A surreal sunset followed, filling the sky with marmelade colors of tangerines and berries. We stepped to the beach to watch, with our heads equally swimming in alcohol. At dusk we had dinner-more fresh fish and fruit-and made more friends at the Tortilla Flats bar. And, soon after, I led our little pack of pals back to San Clemente's for more darts. A half dozen of us played for two or three hours, as the bar slowly filled with beautiful young people coming to dance. A DJ began setting up his electronics and spinning rhythmic beats. Soon, the thrill of darts gave way to the pull of the dance floor, and we finished the night tripping the light fantastic.
Long after midnight, I finally staggered back to the suite to pass out, and I'm sure I slept with a big grin. After all, not only was I lost in a surfer's paradise in Costa Rica, with plenty of friends and fine potables, but I had also found darts in one of the most unusual and unlikely places I've ever visited.
There was a good chance these would be the last dartboards I see in this part of the world, where the game is rare at best.

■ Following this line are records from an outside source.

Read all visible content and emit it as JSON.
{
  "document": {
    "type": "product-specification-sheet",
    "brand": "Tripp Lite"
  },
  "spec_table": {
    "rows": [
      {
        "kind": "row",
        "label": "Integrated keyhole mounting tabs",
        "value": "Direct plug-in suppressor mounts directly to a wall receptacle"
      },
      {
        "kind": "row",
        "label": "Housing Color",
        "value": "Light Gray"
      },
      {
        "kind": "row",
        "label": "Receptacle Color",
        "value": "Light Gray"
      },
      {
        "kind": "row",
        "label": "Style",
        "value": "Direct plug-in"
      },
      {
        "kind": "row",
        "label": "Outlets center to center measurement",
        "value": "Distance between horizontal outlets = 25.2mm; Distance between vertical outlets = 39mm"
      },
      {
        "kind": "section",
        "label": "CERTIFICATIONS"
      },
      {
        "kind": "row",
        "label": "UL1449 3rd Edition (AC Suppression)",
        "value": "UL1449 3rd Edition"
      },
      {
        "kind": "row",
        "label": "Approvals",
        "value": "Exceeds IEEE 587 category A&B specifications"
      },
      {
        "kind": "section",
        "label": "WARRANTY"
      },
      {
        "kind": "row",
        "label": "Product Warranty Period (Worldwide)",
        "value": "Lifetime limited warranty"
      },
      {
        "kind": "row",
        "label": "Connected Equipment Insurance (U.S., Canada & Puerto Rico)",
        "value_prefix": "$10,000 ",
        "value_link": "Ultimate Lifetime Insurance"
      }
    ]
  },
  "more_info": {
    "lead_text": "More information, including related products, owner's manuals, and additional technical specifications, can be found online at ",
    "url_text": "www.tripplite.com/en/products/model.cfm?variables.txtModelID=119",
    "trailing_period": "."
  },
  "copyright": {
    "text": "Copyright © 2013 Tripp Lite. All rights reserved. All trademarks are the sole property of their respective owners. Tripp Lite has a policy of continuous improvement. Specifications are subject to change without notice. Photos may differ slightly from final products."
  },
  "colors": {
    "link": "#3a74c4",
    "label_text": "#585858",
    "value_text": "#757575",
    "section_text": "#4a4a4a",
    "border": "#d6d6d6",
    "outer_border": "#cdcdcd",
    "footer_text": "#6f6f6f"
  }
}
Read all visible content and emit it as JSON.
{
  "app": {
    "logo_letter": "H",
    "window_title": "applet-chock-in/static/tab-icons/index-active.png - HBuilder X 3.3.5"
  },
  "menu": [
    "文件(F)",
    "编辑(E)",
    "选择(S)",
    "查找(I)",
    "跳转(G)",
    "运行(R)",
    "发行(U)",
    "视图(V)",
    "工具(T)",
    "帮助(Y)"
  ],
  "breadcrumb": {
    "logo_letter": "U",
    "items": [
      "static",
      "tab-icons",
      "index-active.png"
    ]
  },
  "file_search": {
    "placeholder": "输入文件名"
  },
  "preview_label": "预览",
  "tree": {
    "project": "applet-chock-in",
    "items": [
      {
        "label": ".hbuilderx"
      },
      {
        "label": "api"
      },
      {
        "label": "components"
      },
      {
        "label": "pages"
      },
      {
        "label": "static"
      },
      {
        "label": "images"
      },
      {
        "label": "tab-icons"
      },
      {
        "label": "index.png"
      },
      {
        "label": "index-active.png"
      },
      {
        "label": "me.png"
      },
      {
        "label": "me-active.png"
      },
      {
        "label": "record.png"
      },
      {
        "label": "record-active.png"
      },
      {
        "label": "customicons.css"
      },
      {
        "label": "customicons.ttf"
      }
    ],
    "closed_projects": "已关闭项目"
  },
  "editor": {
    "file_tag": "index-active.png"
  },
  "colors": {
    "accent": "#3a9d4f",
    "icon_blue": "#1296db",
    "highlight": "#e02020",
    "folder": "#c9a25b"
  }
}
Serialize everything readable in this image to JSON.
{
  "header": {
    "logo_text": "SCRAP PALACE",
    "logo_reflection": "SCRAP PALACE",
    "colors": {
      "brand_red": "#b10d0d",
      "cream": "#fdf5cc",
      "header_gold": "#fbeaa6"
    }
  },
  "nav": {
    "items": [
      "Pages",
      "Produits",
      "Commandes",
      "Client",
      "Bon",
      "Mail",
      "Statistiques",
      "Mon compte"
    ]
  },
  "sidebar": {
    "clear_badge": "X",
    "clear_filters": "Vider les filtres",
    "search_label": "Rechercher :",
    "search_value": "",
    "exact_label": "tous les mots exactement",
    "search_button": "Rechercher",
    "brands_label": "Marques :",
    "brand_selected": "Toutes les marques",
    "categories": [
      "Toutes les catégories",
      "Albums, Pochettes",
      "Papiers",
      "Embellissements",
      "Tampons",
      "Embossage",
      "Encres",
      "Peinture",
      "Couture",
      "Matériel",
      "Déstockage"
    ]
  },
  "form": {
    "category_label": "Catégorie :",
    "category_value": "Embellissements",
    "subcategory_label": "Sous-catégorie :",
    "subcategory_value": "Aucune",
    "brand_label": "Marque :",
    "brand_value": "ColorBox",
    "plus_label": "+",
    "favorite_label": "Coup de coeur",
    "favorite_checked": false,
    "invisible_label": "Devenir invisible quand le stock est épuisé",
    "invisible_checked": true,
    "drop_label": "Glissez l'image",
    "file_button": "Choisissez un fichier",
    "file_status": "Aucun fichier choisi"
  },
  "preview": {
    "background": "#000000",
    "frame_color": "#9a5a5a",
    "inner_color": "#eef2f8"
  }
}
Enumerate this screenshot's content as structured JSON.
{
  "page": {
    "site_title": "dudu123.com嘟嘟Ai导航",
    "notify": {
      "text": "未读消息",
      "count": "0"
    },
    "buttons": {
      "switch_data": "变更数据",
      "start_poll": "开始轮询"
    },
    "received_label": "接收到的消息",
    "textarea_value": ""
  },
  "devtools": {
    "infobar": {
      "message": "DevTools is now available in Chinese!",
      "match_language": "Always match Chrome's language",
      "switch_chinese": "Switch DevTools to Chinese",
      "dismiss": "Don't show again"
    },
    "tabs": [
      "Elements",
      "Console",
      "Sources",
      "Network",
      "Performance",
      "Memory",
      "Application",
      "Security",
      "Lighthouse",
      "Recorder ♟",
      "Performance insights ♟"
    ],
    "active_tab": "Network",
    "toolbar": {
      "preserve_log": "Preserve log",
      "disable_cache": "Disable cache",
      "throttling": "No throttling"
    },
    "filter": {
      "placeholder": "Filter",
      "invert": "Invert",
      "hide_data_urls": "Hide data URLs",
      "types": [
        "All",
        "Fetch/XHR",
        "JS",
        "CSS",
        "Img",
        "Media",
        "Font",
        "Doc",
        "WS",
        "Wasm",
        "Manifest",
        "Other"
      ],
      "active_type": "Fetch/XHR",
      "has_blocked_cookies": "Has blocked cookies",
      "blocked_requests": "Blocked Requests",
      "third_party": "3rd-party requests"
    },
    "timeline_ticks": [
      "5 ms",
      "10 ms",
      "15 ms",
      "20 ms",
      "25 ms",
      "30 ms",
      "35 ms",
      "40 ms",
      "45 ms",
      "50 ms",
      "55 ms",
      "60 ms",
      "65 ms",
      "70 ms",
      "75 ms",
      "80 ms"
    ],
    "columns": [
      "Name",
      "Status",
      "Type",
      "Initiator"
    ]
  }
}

But, satisfied as I was, I never dreamed of how much more of my favorite game I would find in the days and weeks to come, exploring Central America.
Over and double out.